What is being asked
Show me each line of the listing below where the word "description" appears.

Stored data
+ + + + + + +

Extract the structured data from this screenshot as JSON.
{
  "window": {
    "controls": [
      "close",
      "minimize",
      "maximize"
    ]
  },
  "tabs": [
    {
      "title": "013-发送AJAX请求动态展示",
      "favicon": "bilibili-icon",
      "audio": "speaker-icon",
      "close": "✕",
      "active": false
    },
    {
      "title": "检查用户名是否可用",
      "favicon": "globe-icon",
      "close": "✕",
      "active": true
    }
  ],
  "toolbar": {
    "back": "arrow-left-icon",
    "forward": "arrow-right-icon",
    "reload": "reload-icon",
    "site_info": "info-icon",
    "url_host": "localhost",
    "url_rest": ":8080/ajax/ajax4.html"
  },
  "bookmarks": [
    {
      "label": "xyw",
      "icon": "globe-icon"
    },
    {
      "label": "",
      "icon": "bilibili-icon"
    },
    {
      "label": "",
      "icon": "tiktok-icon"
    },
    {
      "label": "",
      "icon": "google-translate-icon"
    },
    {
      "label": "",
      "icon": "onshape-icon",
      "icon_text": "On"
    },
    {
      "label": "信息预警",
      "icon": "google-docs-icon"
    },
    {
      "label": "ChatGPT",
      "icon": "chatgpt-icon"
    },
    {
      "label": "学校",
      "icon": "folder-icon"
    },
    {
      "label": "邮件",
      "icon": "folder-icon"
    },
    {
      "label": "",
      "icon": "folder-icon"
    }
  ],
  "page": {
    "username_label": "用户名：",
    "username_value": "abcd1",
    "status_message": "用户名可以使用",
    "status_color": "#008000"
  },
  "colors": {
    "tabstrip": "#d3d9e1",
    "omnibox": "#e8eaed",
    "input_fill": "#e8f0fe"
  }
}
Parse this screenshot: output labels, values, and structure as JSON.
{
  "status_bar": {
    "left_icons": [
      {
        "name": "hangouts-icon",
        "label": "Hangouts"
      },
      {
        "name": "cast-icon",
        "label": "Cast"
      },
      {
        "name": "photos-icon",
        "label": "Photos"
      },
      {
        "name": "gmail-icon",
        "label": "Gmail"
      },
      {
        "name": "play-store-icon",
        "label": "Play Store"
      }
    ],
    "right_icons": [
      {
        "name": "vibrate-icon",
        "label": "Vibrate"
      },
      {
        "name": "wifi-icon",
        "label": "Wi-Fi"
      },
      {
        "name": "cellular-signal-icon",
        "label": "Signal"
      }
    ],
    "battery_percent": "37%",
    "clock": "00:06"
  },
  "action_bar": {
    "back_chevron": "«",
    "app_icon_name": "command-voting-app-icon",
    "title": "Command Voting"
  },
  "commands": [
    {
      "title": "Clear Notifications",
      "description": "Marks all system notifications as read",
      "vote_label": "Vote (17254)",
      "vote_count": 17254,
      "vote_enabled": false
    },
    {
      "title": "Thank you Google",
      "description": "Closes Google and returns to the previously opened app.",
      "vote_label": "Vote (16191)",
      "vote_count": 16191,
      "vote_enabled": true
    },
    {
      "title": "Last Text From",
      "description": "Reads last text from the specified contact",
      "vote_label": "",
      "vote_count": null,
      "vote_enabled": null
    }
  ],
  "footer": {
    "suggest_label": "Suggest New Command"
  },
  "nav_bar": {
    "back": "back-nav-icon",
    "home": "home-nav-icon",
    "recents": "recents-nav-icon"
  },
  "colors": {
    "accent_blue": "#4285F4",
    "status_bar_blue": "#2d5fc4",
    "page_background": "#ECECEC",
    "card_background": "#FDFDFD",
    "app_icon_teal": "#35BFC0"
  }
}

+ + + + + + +

Answer box
      "description": "Marks all system notifications as read",
      "description": "Closes Google and returns to the previously opened app.",
      "description": "Reads last text from the specified contact",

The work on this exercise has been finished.